"Investors do not undergo the right process when they do business in our territory. They directly contact agents who have personal agenda. They short-cut the process,” Datu Luis Lambac of North Cotabato, told a press conference before the convention opened today.
To do business in areas claimed to be the Lumads’ ancestral domain, the Indigenous Peoples’ Rights Act (IPRA) of 1997 mandates that investors must secure a Free and Prior Informed Consent (FPIC) from the community.
Initially, securing the FPIC took at least six months as Lumads go through a series of consultations. But persistent lobbying from the mining sector led to the reduction of the time by half, from 180 days to 90 days by 2005.
Under the IPRA, the FPIC and the certificate of pre-condition are “instruments of empowerment” to protect the primary rights of the Lumads in the “implementation of development projects, programs, activities and other business or profit oriented investments within their ancestral domains to ensure their economic, social and cultural well-being.”

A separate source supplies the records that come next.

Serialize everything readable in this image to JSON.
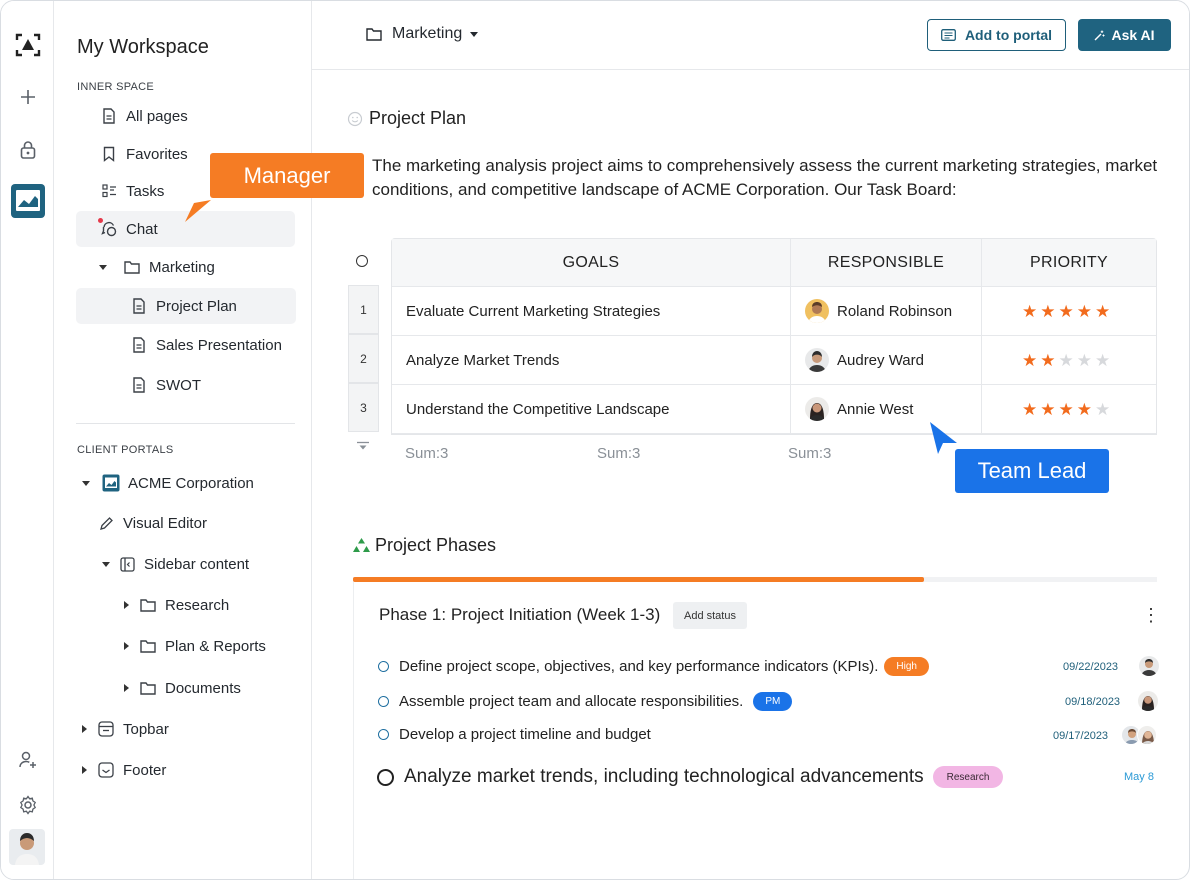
{
  "sidebar": {
    "title": "My Workspace",
    "inner_space_label": "INNER SPACE",
    "inner_items": [
      "All pages",
      "Favorites",
      "Tasks",
      "Chat"
    ],
    "marketing": "Marketing",
    "marketing_pages": [
      "Project Plan",
      "Sales Presentation",
      "SWOT"
    ],
    "client_portals_label": "CLIENT PORTALS",
    "portal_name": "ACME Corporation",
    "portal_items": [
      "Visual Editor",
      "Sidebar content"
    ],
    "sidebar_folders": [
      "Research",
      "Plan & Reports",
      "Documents"
    ],
    "bottom_items": [
      "Topbar",
      "Footer"
    ]
  },
  "tooltips": {
    "manager": "Manager",
    "team_lead": "Team Lead"
  },
  "header": {
    "breadcrumb": "Marketing",
    "add_to_portal": "Add to portal",
    "ask_ai": "Ask AI"
  },
  "page": {
    "title": "Project Plan",
    "description": "The marketing analysis project aims to comprehensively assess the current marketing strategies, market conditions, and competitive landscape of ACME Corporation. Our Task Board:"
  },
  "table": {
    "columns": [
      "GOALS",
      "RESPONSIBLE",
      "PRIORITY"
    ],
    "rows": [
      {
        "num": "1",
        "goal": "Evaluate Current Marketing Strategies",
        "responsible": "Roland Robinson",
        "priority": 5
      },
      {
        "num": "2",
        "goal": "Analyze Market Trends",
        "responsible": "Audrey Ward",
        "priority": 2
      },
      {
        "num": "3",
        "goal": "Understand the Competitive Landscape",
        "responsible": "Annie West",
        "priority": 4
      }
    ],
    "sums": [
      "Sum:3",
      "Sum:3",
      "Sum:3"
    ]
  },
  "phases": {
    "title": "Project Phases",
    "progress": 0.71,
    "phase1_title": "Phase 1: Project Initiation (Week 1-3)",
    "add_status": "Add status",
    "tasks": [
      {
        "text": "Define project scope, objectives, and key performance indicators (KPIs).",
        "tag": "High",
        "date": "09/22/2023"
      },
      {
        "text": "Assemble project team and allocate responsibilities.",
        "tag": "PM",
        "date": "09/18/2023"
      },
      {
        "text": "Develop a project timeline and budget",
        "tag": "",
        "date": "09/17/2023"
      },
      {
        "text": "Analyze market trends, including technological advancements",
        "tag": "Research",
        "date": "May 8"
      }
    ]
  },
  "colors": {
    "accent": "#1f6380",
    "orange": "#f57c24",
    "blue_tip": "#1a73e8",
    "star": "#f26b1d"
  }
}
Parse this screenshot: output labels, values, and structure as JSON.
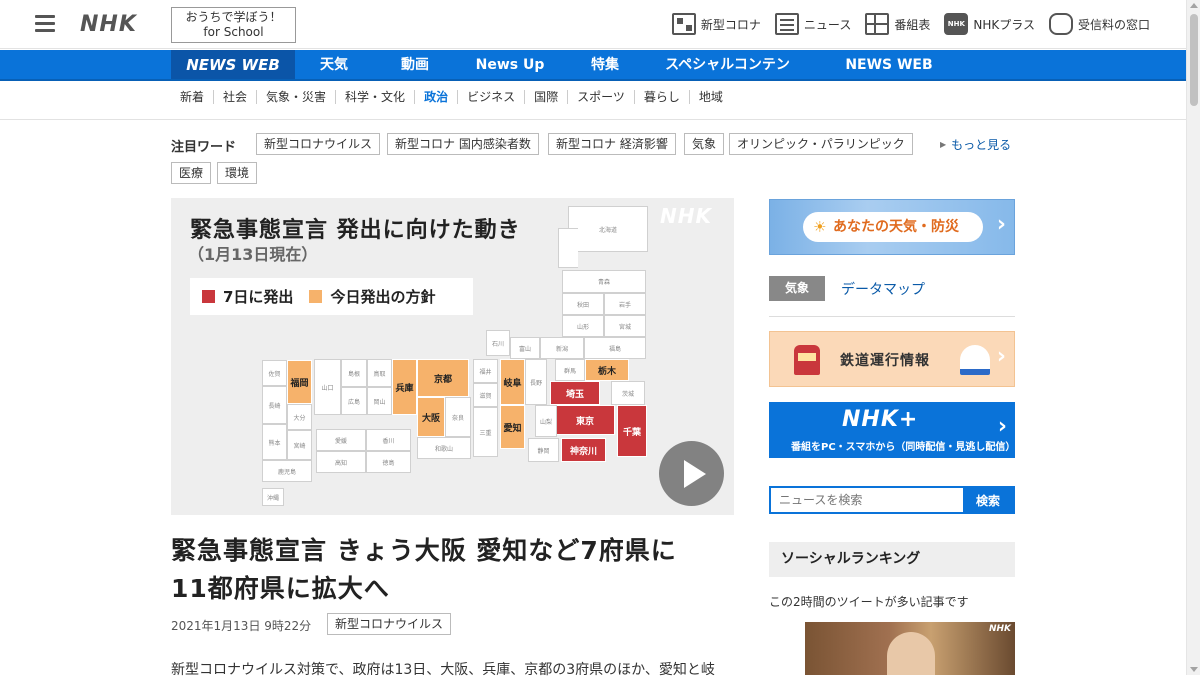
{
  "header": {
    "logo": "NHK",
    "school_line1": "おうちで学ぼう！",
    "school_line2": "for School",
    "links": [
      {
        "label": "新型コロナ",
        "icon": "qr-icon"
      },
      {
        "label": "ニュース",
        "icon": "news-icon"
      },
      {
        "label": "番組表",
        "icon": "grid-icon"
      },
      {
        "label": "NHKプラス",
        "icon": "nhkplus-icon"
      },
      {
        "label": "受信料の窓口",
        "icon": "tv-icon"
      }
    ]
  },
  "nav": {
    "items": [
      "NEWS WEB",
      "天気",
      "動画",
      "News Up",
      "特集",
      "スペシャルコンテンツ",
      "NEWS WEB EASY"
    ]
  },
  "subnav": {
    "items": [
      "新着",
      "社会",
      "気象・災害",
      "科学・文化",
      "政治",
      "ビジネス",
      "国際",
      "スポーツ",
      "暮らし",
      "地域"
    ],
    "current": "政治"
  },
  "attention": {
    "label": "注目ワード",
    "tags": [
      "新型コロナウイルス",
      "新型コロナ 国内感染者数",
      "新型コロナ 経済影響",
      "気象",
      "オリンピック・パラリンピック",
      "医療",
      "環境"
    ],
    "more": "もっと見る"
  },
  "map": {
    "title": "緊急事態宣言 発出に向けた動き",
    "subtitle": "（1月13日現在）",
    "watermark": "NHK",
    "legend_red": "7日に発出",
    "legend_orange": "今日発出の方針",
    "color_red": "#c9373c",
    "color_orange": "#f6b26b",
    "prefs": {
      "hokkaido": "北海道",
      "aomori": "青森",
      "akita": "秋田",
      "iwate": "岩手",
      "yamagata": "山形",
      "miyagi": "宮城",
      "ishikawa": "石川",
      "toyama": "富山",
      "niigata": "新潟",
      "fukushima": "福島",
      "tochigi": "栃木",
      "gunma": "群馬",
      "ibaraki": "茨城",
      "saitama": "埼玉",
      "tokyo": "東京",
      "chiba": "千葉",
      "kanagawa": "神奈川",
      "yamanashi": "山梨",
      "shizuoka": "静岡",
      "nagano": "長野",
      "gifu": "岐阜",
      "aichi": "愛知",
      "fukui": "福井",
      "shiga": "滋賀",
      "mie": "三重",
      "kyoto": "京都",
      "osaka": "大阪",
      "hyogo": "兵庫",
      "nara": "奈良",
      "wakayama": "和歌山",
      "shimane": "島根",
      "tottori": "鳥取",
      "hiroshima": "広島",
      "okayama": "岡山",
      "yamaguchi": "山口",
      "ehime": "愛媛",
      "kagawa": "香川",
      "kochi": "高知",
      "tokushima": "徳島",
      "saga": "佐賀",
      "fukuoka": "福岡",
      "nagasaki": "長崎",
      "oita": "大分",
      "kumamoto": "熊本",
      "miyazaki": "宮崎",
      "kagoshima": "鹿児島",
      "okinawa": "沖縄"
    }
  },
  "article": {
    "headline_line1": "緊急事態宣言 きょう大阪 愛知など7府県に",
    "headline_line2": "11都府県に拡大へ",
    "date": "2021年1月13日 9時22分",
    "tag": "新型コロナウイルス",
    "body": "新型コロナウイルス対策で、政府は13日、大阪、兵庫、京都の3府県のほか、愛知と岐"
  },
  "sidebar": {
    "weather_banner": "あなたの天気・防災",
    "kisho_label": "気象",
    "datamap_link": "データマップ",
    "rail_banner": "鉄道運行情報",
    "plus_big": "NHK+",
    "plus_small": "番組をPC・スマホから（同時配信・見逃し配信）",
    "search_placeholder": "ニュースを検索",
    "search_button": "検索",
    "social_title": "ソーシャルランキング",
    "social_sub": "この2時間のツイートが多い記事です",
    "thumb_watermark": "NHK"
  }
}
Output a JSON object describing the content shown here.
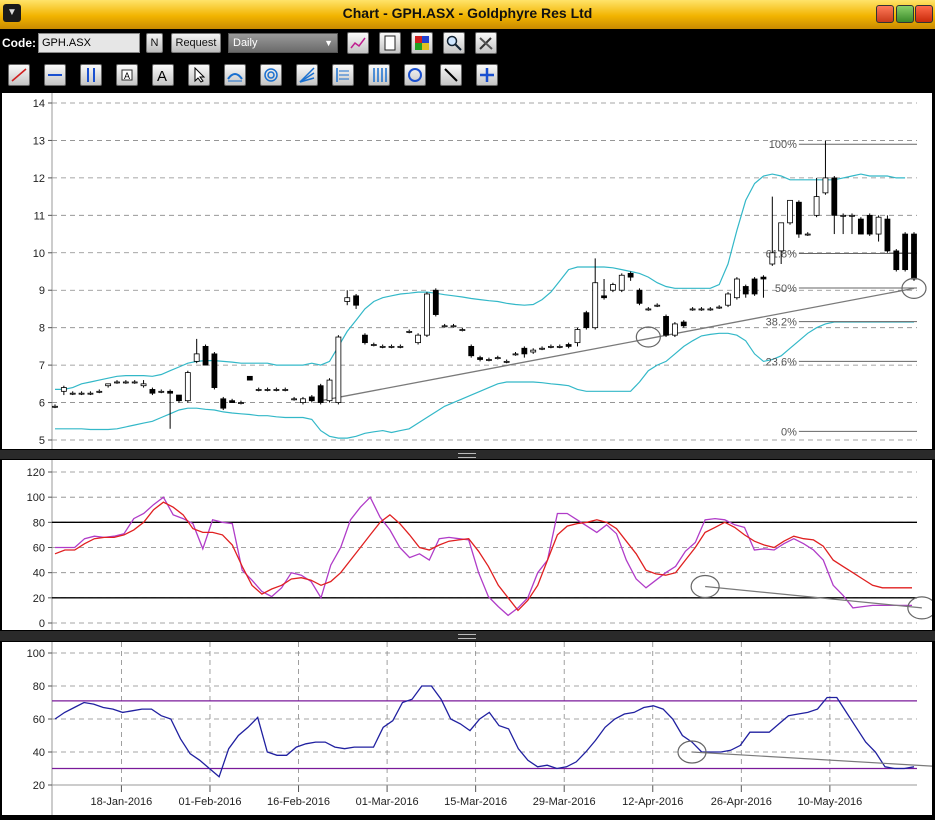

The tribal leaders told reporters they want the issue on FPIC addressed at the convention, stressing they are not against development but they want their rights over their ancestral domain recognized by the investors.
"We have land, but we do not have money. We want investors, but only if they go through the right process,” Datu Ramon Bayaan, a Manobo, said.
Datu Joel Unad, chair of the Mindanao Indigenous People’s Conference for Peace and Development (MIPCPD), on the other hand, lamented that local government units in Mindanao do not recognize the leadership of the Lumads.
He said this is a manifestation that the IPRA is not satisfactorily implemented.
"The leadership of the indigenous peoples (IPs) is not recognized, not even at the level of the local governments because they do not fully understand IPRA,” Unad said. (Cherry Concon/MindaNews)